Lessons from My Mother: by Prosper Makara

I’m sitting on the floor as my mother plaits my hair.

I always think of myself as a canvas, my mother the painter.

“You should be grateful that he wants to marry you.” My mother paints in light paint, her strokes very soft. Almost imaginary.

“Never stop opening your legs like a well-oiled door even if you don’t want to.”

She divides my thick hair with a comb.

“Nurse his fragile ego by thanking him for pounding you. It doesn’t matter if you are hurt or not sated.” She intones in a desperate voice, plaiting feverishly and yet, in a surprisingly soft manner.

“We were born to submit to our men.”

She yanks my hair; taken aback by the momentary surge of pain I yelp.

“Women are meant to endure the pain.”

I think of my father’s fists pummelling into her flesh in a kindness reminiscent of enemies. My buttocks become itchy. The floor is very cold.

“We can never run away from our culture.”

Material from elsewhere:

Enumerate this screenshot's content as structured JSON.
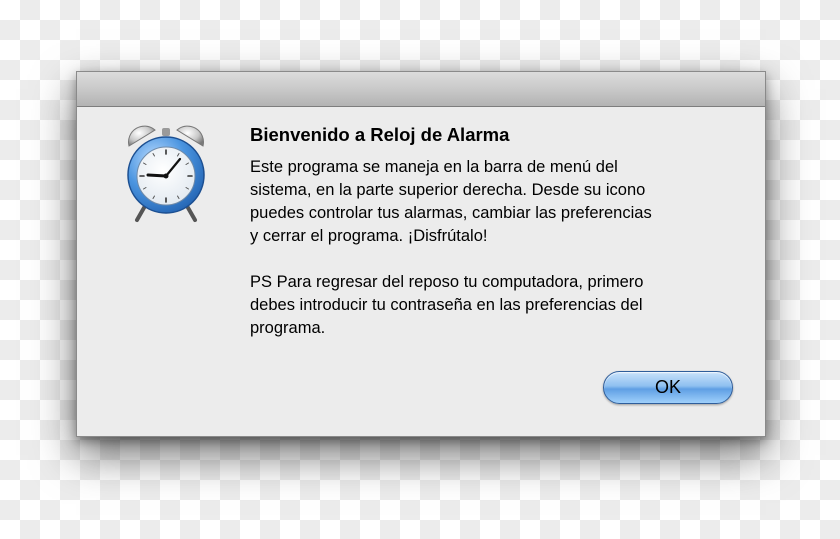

This time her work gnarled hands swiftly paint in a darker hue. Her strokes not so gentle. She, my mother, is a passionate painter.

In the moment before the paint dries I wonder what kind of culture prepares women to die.

I think of Ryan with his long tapering fingers, fingers which speak of a gentleness not common in men.

Will he pummel me that hard?

If he does, I will use those fingers as confetti at my other wedding.


Prosper Makara is a biotechnology undergraduate student at the Chinhoyi University of Technology in Zimbabwe. He is a writer and draws inspiration from Chimamanda Adichie and Warsan Shire.

This story was published as a finalist of the 2018  AFREADA x Africa Writes Competition. Writers had to produce a 500-word response to a prompt from Warsan Shire’s poem, The House. It reads: “Mother says there are locked rooms inside all women.”  The winning story was selected by Warsan Shire and announced at Africa Writes 2018

Related country: Zimbabwe

All rights to this story remain with the author. Please do not repost or reproduce this material without permission.